### [DIRECTIONS FOR THIS TASK]
In the entries that follow, how many lines include the string "JSON"? The answer is the number only.

[Component data from apps and pages]
Start of Block
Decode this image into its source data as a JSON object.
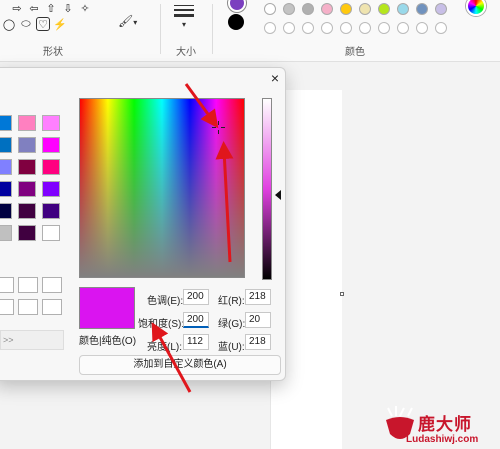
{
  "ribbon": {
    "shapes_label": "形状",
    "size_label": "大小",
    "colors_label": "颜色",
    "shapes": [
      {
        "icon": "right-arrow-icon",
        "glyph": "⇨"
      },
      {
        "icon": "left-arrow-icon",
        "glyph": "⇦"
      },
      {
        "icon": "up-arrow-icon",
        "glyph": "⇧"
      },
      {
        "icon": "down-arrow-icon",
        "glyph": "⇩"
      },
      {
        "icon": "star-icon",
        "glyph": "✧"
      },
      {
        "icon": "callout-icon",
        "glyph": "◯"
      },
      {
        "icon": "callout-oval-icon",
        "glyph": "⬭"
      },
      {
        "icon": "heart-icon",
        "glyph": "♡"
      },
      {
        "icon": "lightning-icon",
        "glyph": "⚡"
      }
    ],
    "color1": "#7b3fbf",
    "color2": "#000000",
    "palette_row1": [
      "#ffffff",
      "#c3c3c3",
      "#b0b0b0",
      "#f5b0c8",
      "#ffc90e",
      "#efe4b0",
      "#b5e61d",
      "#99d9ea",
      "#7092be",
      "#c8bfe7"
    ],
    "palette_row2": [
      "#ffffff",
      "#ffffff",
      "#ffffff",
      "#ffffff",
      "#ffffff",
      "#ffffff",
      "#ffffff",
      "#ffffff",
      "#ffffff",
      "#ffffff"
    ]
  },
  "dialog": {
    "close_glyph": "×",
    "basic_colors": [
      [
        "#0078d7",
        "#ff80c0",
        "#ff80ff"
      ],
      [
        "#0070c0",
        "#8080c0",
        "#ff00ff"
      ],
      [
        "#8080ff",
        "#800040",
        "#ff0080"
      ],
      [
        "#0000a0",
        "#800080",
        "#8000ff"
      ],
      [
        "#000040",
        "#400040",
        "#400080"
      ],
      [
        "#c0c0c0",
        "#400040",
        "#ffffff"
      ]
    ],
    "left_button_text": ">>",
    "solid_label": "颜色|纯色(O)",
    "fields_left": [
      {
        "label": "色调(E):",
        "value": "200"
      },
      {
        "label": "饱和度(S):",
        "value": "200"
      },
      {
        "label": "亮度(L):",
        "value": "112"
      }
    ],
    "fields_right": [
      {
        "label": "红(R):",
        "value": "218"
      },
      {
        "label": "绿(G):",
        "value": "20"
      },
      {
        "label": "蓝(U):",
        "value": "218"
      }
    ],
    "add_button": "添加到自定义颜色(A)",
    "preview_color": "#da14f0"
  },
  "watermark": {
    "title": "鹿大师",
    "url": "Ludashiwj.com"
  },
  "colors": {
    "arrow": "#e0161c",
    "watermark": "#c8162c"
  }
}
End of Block
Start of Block
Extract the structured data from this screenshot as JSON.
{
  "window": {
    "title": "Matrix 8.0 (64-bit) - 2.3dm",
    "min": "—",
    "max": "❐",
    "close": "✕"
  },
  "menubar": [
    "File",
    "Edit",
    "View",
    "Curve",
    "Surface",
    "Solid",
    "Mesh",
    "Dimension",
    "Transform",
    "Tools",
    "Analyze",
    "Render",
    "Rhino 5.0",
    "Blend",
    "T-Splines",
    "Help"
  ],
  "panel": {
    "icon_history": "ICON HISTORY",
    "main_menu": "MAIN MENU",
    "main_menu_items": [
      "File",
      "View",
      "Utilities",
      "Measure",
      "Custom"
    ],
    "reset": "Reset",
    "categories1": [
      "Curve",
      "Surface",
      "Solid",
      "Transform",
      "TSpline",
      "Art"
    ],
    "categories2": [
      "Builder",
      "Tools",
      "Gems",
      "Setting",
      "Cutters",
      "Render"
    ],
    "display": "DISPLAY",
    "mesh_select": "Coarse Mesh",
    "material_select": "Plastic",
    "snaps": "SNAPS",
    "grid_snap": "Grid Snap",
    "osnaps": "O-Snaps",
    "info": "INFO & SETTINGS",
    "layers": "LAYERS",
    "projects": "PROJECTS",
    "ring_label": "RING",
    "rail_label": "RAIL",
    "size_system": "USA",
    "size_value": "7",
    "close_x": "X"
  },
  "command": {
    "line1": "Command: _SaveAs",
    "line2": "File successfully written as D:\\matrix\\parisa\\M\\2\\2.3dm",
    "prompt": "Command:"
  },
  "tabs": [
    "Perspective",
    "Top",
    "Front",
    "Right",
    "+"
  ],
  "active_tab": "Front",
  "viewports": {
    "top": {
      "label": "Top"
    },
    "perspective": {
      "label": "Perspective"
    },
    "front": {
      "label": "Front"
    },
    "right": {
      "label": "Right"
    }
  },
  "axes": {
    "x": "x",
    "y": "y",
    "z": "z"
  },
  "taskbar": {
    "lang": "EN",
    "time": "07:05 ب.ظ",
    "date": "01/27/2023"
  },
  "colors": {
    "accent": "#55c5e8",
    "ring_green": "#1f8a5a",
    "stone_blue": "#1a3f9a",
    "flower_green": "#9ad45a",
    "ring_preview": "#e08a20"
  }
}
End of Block
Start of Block
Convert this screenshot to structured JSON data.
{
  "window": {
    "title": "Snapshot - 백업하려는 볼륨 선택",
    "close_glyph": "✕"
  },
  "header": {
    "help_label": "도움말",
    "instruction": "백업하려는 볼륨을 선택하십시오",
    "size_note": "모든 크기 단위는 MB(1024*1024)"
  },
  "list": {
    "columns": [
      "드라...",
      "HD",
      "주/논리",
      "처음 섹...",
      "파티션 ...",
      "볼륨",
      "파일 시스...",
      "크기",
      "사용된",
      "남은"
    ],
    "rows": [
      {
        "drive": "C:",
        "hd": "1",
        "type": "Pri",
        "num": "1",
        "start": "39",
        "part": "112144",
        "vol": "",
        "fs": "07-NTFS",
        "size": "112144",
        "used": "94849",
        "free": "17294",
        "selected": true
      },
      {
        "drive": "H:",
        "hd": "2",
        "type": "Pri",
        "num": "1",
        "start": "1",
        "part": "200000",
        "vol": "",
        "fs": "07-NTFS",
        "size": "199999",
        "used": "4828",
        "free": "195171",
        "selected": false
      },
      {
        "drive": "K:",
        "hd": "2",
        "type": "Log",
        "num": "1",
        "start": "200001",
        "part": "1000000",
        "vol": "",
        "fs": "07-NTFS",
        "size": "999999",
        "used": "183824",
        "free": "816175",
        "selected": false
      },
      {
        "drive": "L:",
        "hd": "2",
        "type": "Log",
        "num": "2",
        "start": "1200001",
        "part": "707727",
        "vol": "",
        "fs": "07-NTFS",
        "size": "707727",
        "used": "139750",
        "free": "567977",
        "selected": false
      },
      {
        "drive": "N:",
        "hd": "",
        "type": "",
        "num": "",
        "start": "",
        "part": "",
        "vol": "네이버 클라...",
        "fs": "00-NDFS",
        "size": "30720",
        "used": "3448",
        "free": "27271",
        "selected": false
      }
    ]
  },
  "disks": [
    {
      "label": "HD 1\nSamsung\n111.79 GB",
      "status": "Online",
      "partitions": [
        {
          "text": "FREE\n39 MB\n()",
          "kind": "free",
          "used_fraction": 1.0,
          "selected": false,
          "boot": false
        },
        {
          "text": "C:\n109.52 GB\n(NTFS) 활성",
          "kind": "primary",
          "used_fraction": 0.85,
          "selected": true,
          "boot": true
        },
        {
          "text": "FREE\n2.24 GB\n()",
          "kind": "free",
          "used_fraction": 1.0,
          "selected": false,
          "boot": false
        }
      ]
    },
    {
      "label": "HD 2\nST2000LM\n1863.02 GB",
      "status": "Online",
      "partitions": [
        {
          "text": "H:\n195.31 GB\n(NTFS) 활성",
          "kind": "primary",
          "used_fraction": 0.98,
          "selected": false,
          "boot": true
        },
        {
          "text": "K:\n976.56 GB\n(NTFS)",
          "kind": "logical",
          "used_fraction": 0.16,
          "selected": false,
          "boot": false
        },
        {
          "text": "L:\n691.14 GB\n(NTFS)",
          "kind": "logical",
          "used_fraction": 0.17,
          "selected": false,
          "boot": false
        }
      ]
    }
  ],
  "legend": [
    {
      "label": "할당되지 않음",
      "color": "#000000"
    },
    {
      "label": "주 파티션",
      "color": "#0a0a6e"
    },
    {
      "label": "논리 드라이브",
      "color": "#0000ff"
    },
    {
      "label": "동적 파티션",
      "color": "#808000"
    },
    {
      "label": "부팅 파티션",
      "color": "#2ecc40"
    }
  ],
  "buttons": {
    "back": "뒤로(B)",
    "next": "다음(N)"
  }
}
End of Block
### [SOLUTION]
3